What to do: Search the material below for the string "circle" and copy each line where it appears.

Entries supplied:
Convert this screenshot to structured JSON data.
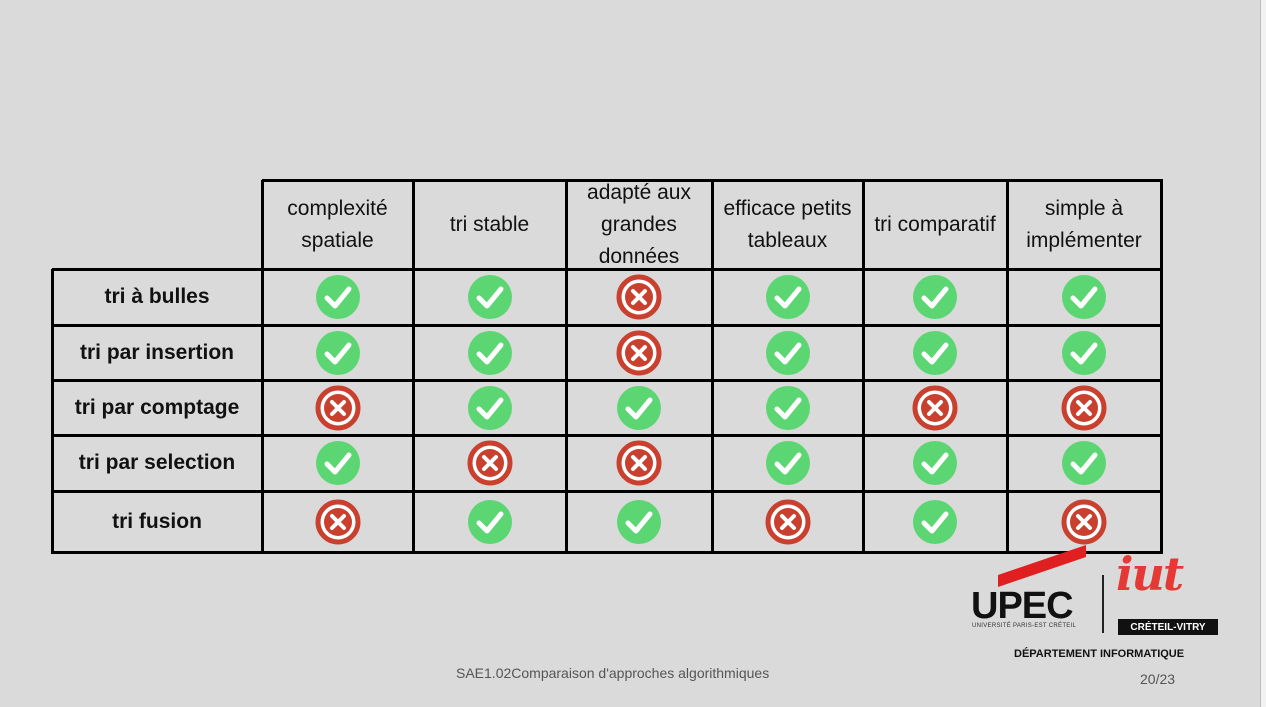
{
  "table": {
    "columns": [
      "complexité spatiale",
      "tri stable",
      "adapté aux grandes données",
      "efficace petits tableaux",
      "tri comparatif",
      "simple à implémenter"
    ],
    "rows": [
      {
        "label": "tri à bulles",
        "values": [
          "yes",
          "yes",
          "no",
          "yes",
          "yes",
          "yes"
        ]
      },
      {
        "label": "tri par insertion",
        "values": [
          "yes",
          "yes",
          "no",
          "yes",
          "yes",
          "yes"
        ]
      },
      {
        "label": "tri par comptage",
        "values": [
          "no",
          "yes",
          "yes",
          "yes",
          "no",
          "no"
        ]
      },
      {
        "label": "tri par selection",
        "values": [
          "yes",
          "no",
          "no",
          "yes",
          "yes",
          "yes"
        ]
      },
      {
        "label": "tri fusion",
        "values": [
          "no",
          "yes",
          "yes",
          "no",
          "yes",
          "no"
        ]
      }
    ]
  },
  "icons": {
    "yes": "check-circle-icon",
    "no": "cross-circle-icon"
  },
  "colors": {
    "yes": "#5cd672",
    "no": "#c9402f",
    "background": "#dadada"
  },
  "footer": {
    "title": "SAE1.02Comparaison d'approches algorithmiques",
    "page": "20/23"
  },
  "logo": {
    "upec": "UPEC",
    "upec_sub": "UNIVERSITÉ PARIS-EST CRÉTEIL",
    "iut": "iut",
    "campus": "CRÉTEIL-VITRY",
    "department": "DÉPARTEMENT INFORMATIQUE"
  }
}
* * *
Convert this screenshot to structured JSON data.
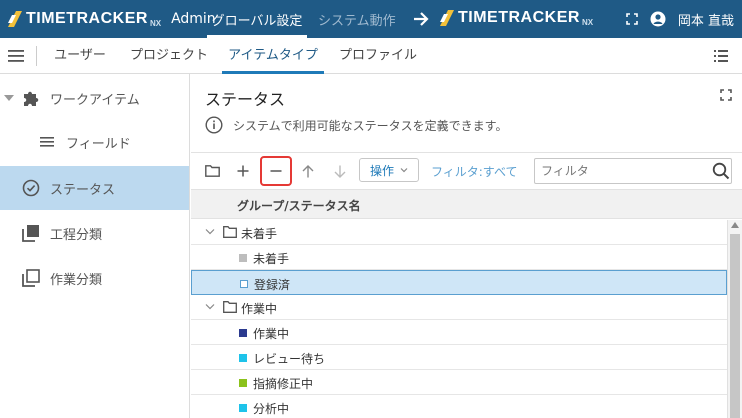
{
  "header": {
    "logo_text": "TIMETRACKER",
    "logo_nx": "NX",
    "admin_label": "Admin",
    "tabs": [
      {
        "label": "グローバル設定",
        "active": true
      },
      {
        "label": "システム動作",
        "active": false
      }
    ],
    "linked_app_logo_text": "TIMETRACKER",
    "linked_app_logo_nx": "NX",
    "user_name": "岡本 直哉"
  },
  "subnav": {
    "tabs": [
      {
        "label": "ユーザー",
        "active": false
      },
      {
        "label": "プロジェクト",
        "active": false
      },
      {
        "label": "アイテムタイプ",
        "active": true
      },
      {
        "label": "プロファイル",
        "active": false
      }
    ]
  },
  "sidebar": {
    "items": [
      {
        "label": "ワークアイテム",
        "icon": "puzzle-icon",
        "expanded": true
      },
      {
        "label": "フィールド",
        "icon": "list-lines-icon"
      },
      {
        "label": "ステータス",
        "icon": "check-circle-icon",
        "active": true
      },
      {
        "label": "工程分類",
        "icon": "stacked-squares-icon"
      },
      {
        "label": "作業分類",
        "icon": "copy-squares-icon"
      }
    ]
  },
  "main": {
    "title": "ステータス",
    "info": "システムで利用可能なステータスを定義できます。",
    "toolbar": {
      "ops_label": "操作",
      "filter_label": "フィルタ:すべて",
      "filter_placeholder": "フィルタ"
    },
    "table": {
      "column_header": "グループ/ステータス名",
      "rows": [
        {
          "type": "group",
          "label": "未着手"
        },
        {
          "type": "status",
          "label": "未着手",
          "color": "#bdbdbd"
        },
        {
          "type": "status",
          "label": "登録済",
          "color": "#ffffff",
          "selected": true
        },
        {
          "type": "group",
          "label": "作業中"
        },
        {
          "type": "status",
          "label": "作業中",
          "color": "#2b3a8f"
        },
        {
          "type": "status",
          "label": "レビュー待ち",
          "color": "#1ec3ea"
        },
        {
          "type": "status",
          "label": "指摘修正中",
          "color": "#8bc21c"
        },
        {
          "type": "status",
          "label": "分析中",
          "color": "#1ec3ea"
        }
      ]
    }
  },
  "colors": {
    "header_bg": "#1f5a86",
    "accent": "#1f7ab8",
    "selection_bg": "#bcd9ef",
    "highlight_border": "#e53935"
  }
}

Reply to the exercise:
    "yes": "check-circle-icon",
    "no": "cross-circle-icon"
        "icon": "check-circle-icon",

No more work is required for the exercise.